Heinz A. ‘Dutch’ Wolf, 90
Hometown: Aulendorf, Germany
Branch: Army Air Forces
War zone: Europe
Years of service: 1943-45
Rank: Staff sergeant
Most prominent honors: Air Medal with four oak leaf clusters
Specialty: Waist gunner on B-17 bomber
By Lou Michel
News Staff Reporter
Even though he will turn 91 on Tuesday, Heinz A. “Dutch” Wolf still counts his blessings that his father and mother moved the family from Germany to Buffalo in 1927, avoiding the possibility of him one day becoming a Nazi under Adolf Hitler.
“My dad had fought four years in the German army in World War I. He served on the Eastern Front against the Russians and then on the Western Front, where his malaria recurred,” Wolf says. “They sent him back by train to a nursing facility, and bombs were dropped out of airplanes by hand, and he was struck with shrapnel at a railroad station.”
That proved lucky for Otto Wolf, who recuperated for an extended period in a hospital in Reutlingen, Germany.
“My dad told me that saved him from getting sent back up to the front lines – no-man’s-land – because almost all the men in his regiment died there,” he hays. “That was when the Americans had come into the war.”
Otto Wolf’s luck continued at the nursing facility.
“He met my mom, who was working there as a volunteer,” Wolf says.
Their marriage brought son Heinz and daughter Lore, who at ages 5 and 8, respectively, made the journey with their parents on a freight and passenger steamer from Germany to the United States, where Otto had brothers living in Buffalo.
“My dad was a Social Democrat, and he really had to get out of Germany.

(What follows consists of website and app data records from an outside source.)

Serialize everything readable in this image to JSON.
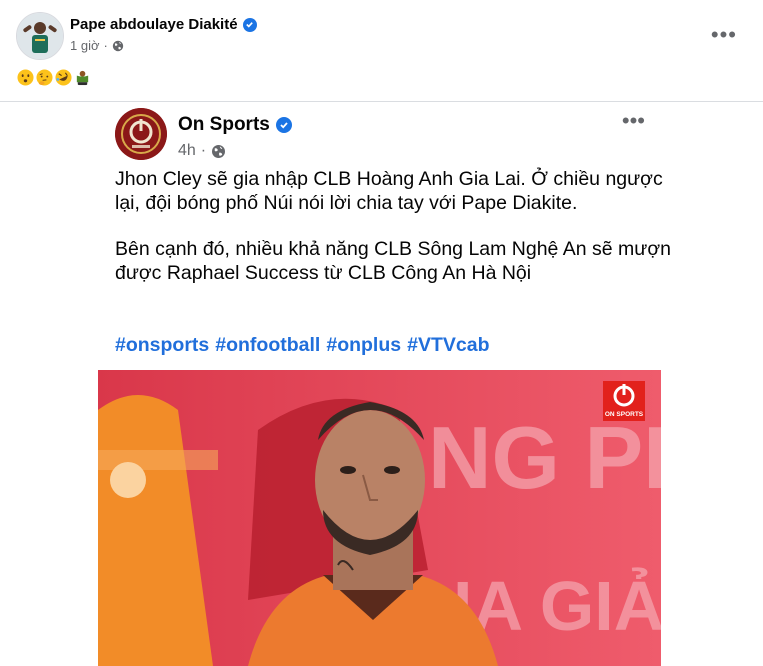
{
  "post": {
    "author_name": "Pape abdoulaye Diakité",
    "time": "1 giờ",
    "dot": "·",
    "more_label": "•••",
    "emojis": [
      "hushed-face",
      "thinking-face",
      "rolling-on-floor-laughing",
      "person-bowing"
    ]
  },
  "shared": {
    "page_name": "On Sports",
    "time": "4h",
    "dot": "·",
    "more_label": "•••",
    "paragraph_1": "Jhon Cley sẽ gia nhập CLB Hoàng Anh Gia Lai. Ở chiều ngược lại, đội bóng phố Núi nói lời chia tay với Pape Diakite.",
    "paragraph_2": "Bên cạnh đó, nhiều khả năng CLB Sông Lam Nghệ An sẽ mượn được Raphael Success từ CLB Công An Hà Nội",
    "hashtags": [
      "#onsports",
      "#onfootball",
      "#onplus",
      "#VTVcab"
    ],
    "photo": {
      "badge_text": "ON SPORTS",
      "background_text_1": "NG PH",
      "background_text_2": "IA GIẢ"
    }
  },
  "colors": {
    "link": "#216fdb",
    "verified": "#1b74e4",
    "muted": "#65676b",
    "brand": "#8b1818"
  }
}
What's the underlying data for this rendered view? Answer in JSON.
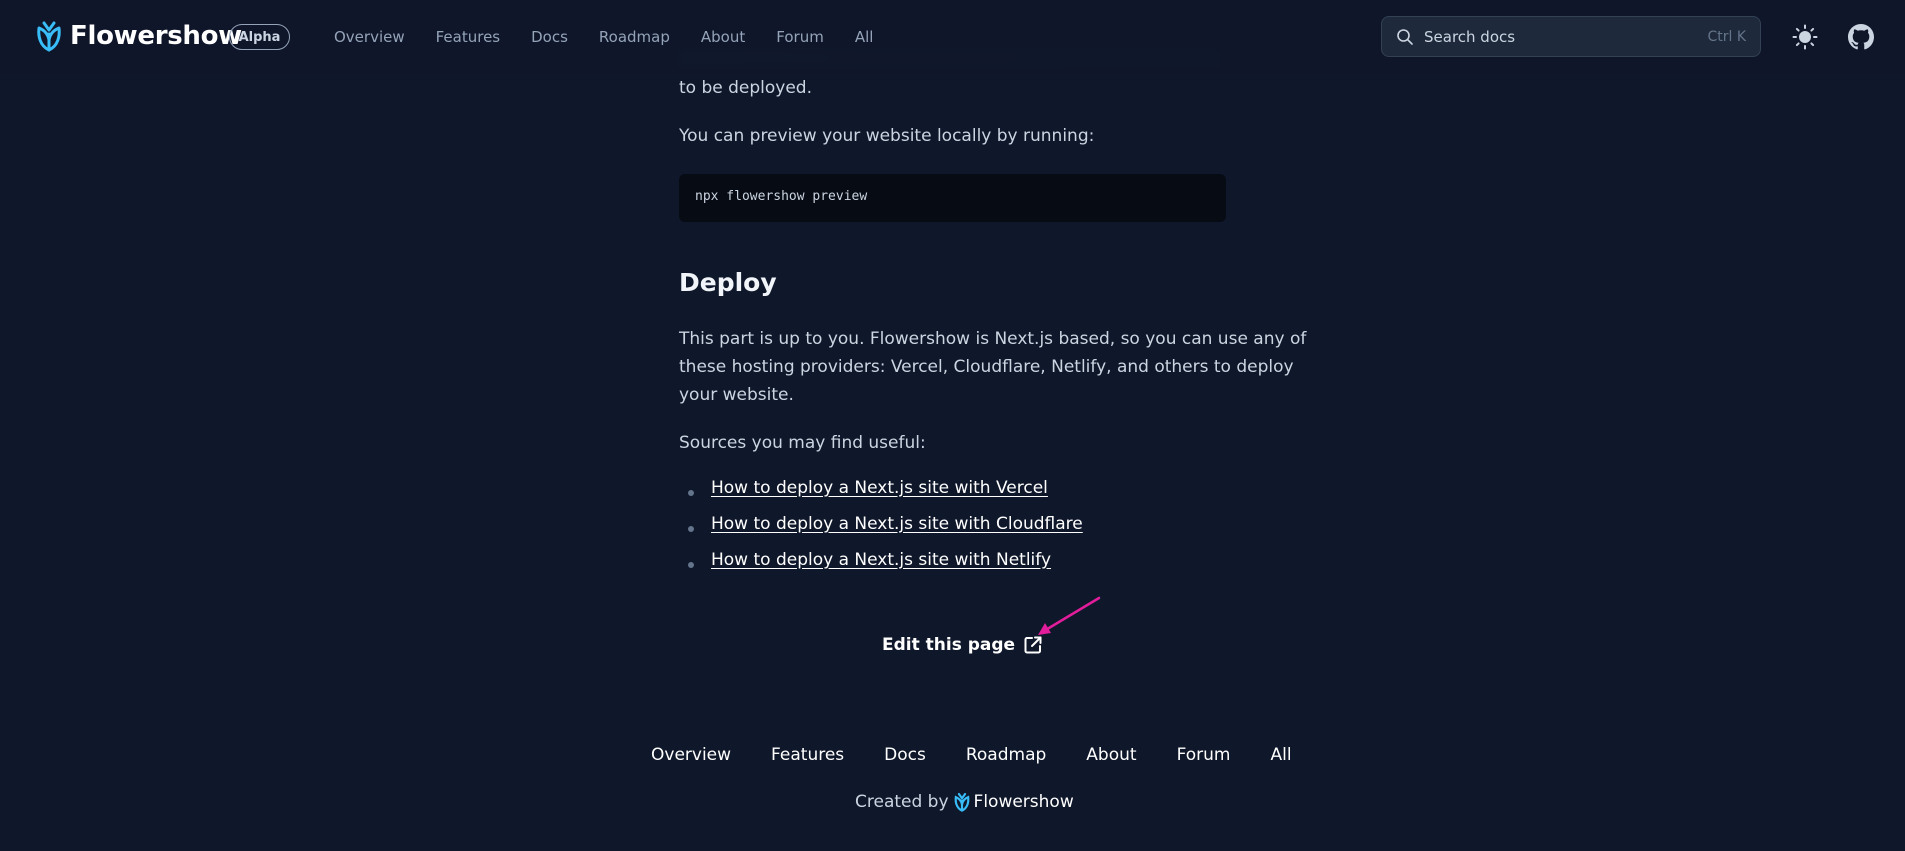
{
  "header": {
    "brand": "Flowershow",
    "badge": "Alpha",
    "nav": [
      "Overview",
      "Features",
      "Docs",
      "Roadmap",
      "About",
      "Forum",
      "All"
    ],
    "search": {
      "placeholder": "Search docs",
      "shortcut": "Ctrl K"
    },
    "icons": {
      "theme": "sun-icon",
      "github": "github-icon"
    }
  },
  "content": {
    "fragment_end": "to be deployed.",
    "preview_text": "You can preview your website locally by running:",
    "code": "npx flowershow preview",
    "deploy_heading": "Deploy",
    "deploy_paragraph_line1": "This part is up to you. Flowershow is Next.js based, so you can use any of",
    "deploy_paragraph_line2": "these hosting providers: Vercel, Cloudflare, Netlify, and others to deploy",
    "deploy_paragraph_line3": "your website.",
    "sources_text": "Sources you may find useful:",
    "links": [
      "How to deploy a Next.js site with Vercel",
      "How to deploy a Next.js site with Cloudflare",
      "How to deploy a Next.js site with Netlify"
    ],
    "edit_label": "Edit this page"
  },
  "footer": {
    "nav": [
      "Overview",
      "Features",
      "Docs",
      "Roadmap",
      "About",
      "Forum",
      "All"
    ],
    "credit_prefix": "Created by",
    "credit_brand": "Flowershow"
  },
  "colors": {
    "background": "#0f172a",
    "accent": "#38bdf8",
    "annotation_arrow": "#e11d9b"
  }
}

Hitler and his gang hated the Social Democrats,” Wolf says.
But at 19, Wolf would begin his journey back to Germany as an American airman, fighting against his native land, where grandparents and other relatives still lived.
After being drafted, he volunteered for the Army Air Forces and served in the 8th Air Force as a waist gunner in a B-17 bomber, also known as a Flying Fortress, in the 350th Squadron, 100th Bomb Group, which had its own nickname – “The Bloody 100th.”
Wolf and his fellow crew member flew 30 successful daylight bombing missions from England to Germany, often encountering anti-aircraft fire.
“There weren’t many German fighter planes because their air force was pretty much decimated at that point,” Wolf says, “but the flak – that was our problem. On one flight, we lost our tail gunner on one of the toughest targets in Germany, a synthetic oil plant that was still going.”
An 88 mm artillery round had exploded into the rear horizontal stabilizer of the B-17 and killed the tail gunner, Wolf said.
“We couldn’t keep up with the rest of formation, and we were all alone flying home from Germany,” Wolf says. “The pilot had a hell of a time. We were lucky. We had a good pilot.”
Another time, returning from a bombing run above Munich, one of the four engines quit, and again their aircraft was unable to remain in the formation. And if that wasn’t enough, the plane also ran out of fuel in the home stretch.
“We were trying to land in Rochester, England, and had circled around the city, trying to get to the landing strip when we ran out of fuel and crash landed between two rows of apartments on a hillside,” Wolf says. “There was just enough room. That was really luck.”
Emerging from the wreckage, the crew was greeted by Britons, who took them to a pub for a celebration that lasted three days, with temporary housing provided in an apartment above the watering hole.
“We had a ball there,” Wolf says. “We gave our parachutes to the women, who used the material to make clothing.”
After the war, Wolf returned to Buffalo grateful to be alive and began an apprenticeship as a plumber, following a family tradition of learning a trade. His father had been locksmith.
But Wolf was ambitious and took a civil service test that opened the door for him to join the Buffalo Fire Department, working for 23 years as a firefighter and, on the side, operating his own plumbing business.
He married Rita Heaney, and they raised two daughters.
Throughout his long life, he says, his passion and hobby has been skiing, including service in the ski patrol at Holiday Valley, which continued up until two years ago.
“Skiing is the best sport in the world,” he says of the thrills of swooshing down a slope with fresh powder.
Intense as that experience may be, he says, it doesn’t begin to compare with what it was like to fly over enemy territory and stare death in the face.